═══ RECORDS PROVIDED

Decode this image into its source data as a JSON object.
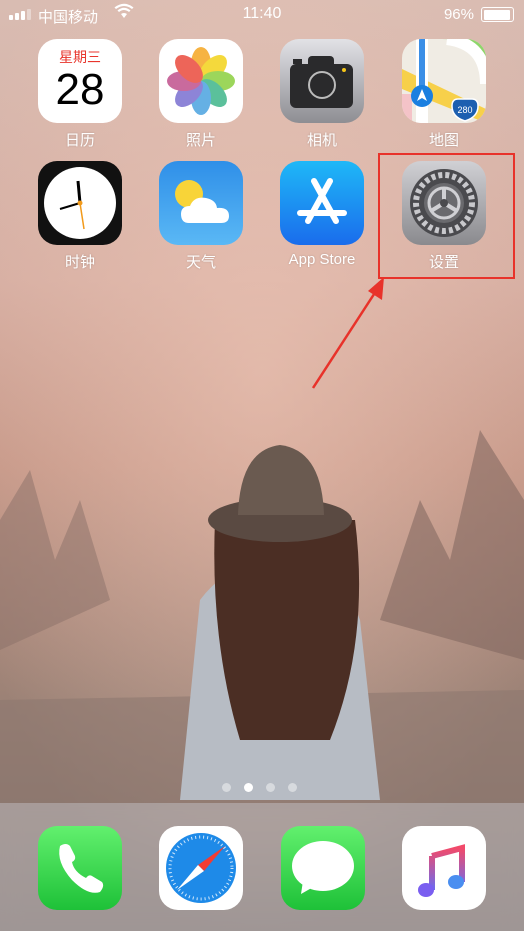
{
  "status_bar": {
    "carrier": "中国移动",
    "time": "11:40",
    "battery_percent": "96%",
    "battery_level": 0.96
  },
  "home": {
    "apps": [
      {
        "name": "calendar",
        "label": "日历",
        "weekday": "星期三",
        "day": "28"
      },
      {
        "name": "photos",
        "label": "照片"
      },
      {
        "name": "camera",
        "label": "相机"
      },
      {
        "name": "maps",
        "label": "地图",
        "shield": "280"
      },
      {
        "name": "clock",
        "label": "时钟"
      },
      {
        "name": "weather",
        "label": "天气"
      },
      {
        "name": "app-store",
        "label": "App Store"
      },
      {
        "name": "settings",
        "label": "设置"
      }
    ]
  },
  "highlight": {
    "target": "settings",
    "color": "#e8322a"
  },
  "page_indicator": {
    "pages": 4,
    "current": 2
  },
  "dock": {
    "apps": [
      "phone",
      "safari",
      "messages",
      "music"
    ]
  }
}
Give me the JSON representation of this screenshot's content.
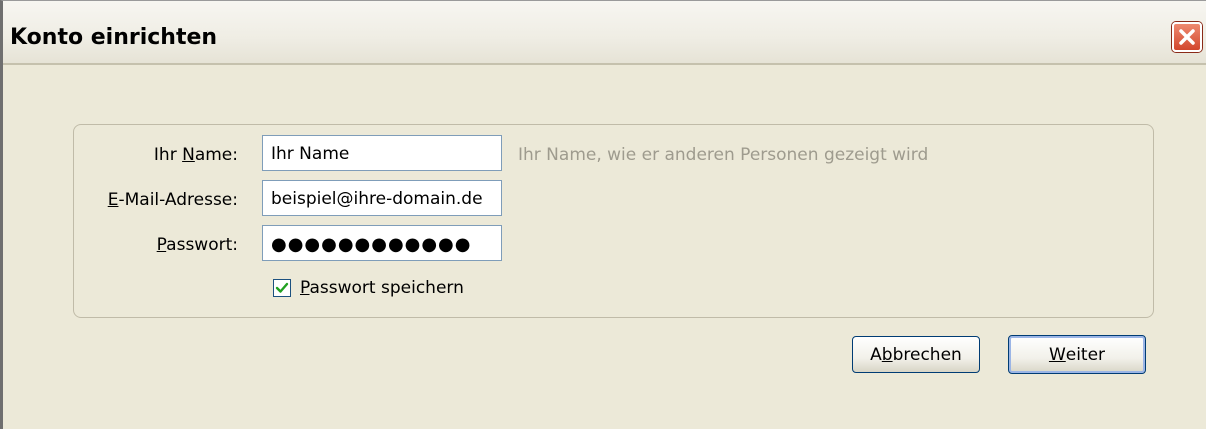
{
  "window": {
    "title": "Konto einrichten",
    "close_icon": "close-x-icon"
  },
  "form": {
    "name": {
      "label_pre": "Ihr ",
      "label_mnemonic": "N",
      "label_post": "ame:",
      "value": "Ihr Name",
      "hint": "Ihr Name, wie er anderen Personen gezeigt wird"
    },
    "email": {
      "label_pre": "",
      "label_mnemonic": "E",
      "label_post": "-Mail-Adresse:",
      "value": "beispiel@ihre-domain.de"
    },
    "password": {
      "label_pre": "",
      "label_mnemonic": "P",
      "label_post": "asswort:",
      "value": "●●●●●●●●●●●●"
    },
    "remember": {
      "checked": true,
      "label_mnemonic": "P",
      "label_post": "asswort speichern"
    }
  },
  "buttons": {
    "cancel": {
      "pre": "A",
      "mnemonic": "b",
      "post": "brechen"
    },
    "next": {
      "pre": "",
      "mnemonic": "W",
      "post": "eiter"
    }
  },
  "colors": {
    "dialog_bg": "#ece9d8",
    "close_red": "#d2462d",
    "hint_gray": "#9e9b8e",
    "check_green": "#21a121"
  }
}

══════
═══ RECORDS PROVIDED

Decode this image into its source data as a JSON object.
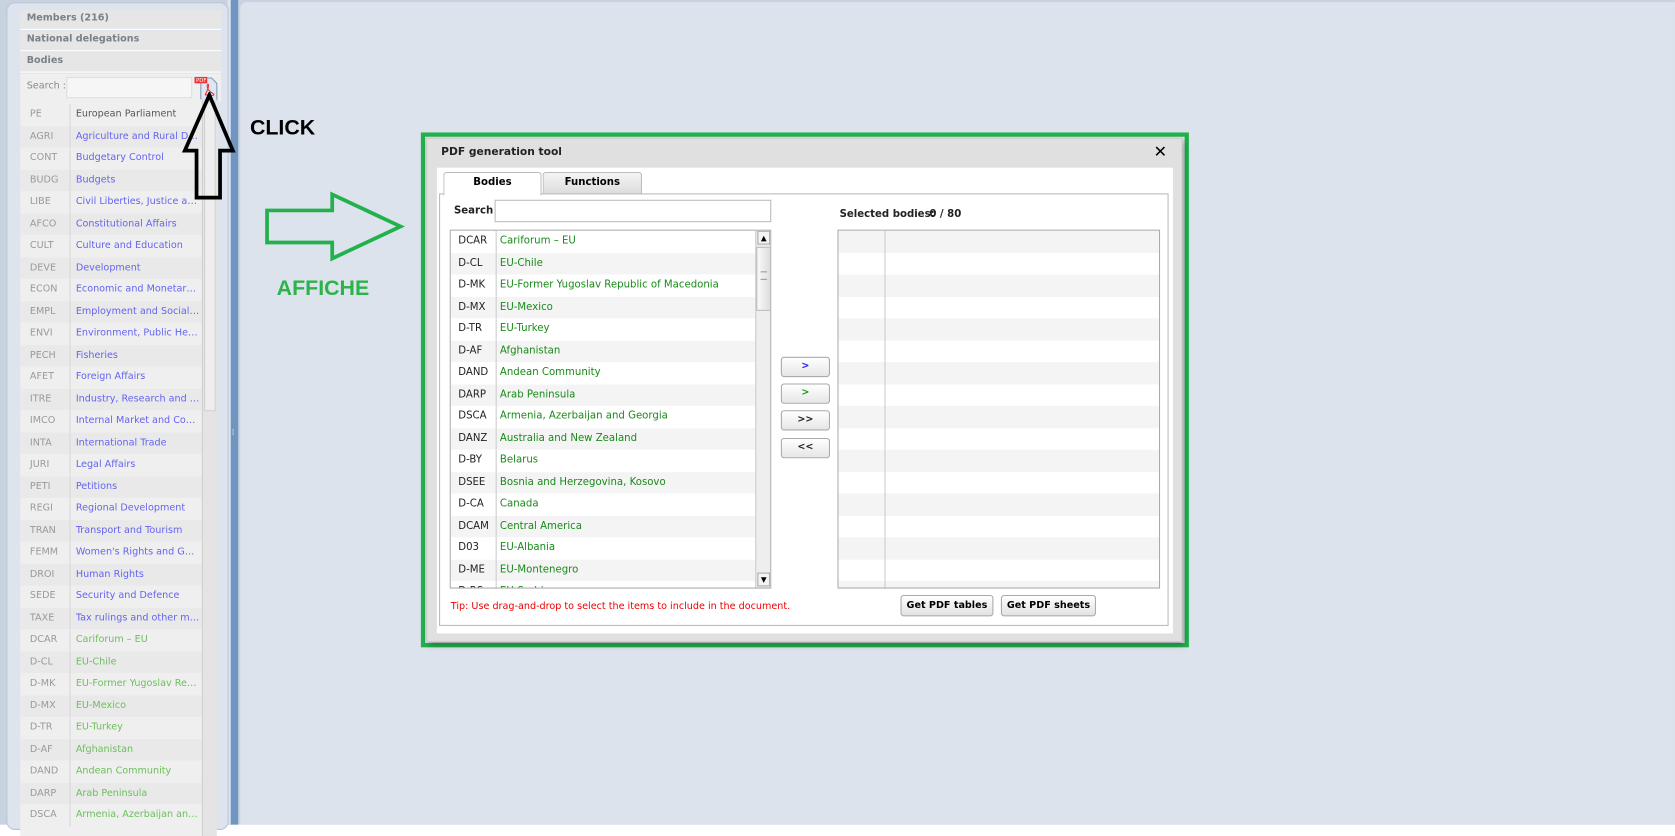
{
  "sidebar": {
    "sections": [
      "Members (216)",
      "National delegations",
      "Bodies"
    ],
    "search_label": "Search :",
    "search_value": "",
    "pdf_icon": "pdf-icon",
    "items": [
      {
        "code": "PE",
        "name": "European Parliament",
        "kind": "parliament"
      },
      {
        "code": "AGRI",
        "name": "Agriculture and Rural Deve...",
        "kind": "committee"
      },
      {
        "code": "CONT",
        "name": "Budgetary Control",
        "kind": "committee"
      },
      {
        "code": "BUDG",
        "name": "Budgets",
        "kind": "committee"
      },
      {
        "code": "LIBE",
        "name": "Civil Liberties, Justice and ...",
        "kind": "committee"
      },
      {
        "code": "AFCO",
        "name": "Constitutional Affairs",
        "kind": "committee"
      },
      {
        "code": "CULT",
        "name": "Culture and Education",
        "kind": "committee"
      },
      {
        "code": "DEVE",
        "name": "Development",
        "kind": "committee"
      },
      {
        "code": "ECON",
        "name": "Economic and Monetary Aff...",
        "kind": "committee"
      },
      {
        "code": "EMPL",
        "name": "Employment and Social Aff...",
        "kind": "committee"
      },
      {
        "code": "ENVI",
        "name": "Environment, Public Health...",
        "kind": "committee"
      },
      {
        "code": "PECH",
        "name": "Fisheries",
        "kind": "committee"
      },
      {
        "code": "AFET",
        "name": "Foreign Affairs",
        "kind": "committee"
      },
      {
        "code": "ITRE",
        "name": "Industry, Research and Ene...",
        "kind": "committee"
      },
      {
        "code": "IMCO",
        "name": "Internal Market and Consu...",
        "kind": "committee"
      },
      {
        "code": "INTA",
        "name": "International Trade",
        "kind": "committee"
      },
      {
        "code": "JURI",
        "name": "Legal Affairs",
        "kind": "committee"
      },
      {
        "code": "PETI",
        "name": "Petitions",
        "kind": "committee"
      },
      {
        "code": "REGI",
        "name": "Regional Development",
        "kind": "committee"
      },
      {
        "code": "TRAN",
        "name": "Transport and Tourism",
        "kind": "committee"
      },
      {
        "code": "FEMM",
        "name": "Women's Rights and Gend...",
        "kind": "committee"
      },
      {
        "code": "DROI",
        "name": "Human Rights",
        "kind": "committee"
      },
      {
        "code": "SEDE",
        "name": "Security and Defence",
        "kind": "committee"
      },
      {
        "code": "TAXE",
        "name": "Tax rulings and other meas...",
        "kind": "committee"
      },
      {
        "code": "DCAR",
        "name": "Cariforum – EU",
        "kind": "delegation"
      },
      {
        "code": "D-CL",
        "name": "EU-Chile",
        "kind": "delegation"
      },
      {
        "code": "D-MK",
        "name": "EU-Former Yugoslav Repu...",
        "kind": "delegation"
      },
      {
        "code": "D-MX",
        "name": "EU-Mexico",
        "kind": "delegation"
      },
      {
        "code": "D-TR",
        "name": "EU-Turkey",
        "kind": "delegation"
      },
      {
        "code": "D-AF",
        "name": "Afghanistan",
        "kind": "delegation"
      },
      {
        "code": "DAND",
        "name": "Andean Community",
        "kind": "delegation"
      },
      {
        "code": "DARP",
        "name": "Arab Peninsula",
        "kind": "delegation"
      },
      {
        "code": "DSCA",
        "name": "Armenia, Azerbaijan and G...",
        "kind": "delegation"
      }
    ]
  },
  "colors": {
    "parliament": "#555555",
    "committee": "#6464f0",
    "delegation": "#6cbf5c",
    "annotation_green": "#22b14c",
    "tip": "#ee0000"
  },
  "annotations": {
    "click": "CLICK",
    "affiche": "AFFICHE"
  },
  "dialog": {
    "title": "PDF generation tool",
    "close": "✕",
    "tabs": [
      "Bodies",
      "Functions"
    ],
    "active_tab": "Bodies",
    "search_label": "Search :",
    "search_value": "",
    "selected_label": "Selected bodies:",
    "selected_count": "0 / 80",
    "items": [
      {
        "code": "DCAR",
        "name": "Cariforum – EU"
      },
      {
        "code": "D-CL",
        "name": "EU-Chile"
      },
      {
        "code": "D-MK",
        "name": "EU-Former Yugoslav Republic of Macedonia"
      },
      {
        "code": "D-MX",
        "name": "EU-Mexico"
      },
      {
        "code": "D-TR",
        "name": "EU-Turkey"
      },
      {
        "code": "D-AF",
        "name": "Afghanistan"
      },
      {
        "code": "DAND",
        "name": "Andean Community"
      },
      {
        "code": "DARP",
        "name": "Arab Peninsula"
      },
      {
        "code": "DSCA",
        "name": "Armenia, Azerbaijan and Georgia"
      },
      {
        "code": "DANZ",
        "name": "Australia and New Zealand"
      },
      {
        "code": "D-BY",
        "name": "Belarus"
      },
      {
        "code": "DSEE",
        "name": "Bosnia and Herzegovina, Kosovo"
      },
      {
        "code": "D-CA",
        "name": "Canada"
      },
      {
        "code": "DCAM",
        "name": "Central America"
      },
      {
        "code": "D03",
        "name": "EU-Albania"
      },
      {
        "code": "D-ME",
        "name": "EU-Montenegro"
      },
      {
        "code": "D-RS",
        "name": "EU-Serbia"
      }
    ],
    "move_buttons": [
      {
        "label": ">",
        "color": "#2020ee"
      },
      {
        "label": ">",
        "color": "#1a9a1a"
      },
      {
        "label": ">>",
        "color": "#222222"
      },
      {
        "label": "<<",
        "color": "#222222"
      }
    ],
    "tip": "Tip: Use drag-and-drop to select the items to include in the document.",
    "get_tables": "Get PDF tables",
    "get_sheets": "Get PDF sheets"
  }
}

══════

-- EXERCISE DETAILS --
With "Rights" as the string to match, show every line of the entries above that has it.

-- TASK RESULT --
        "name": "Women's Rights and Gend...",
        "name": "Human Rights",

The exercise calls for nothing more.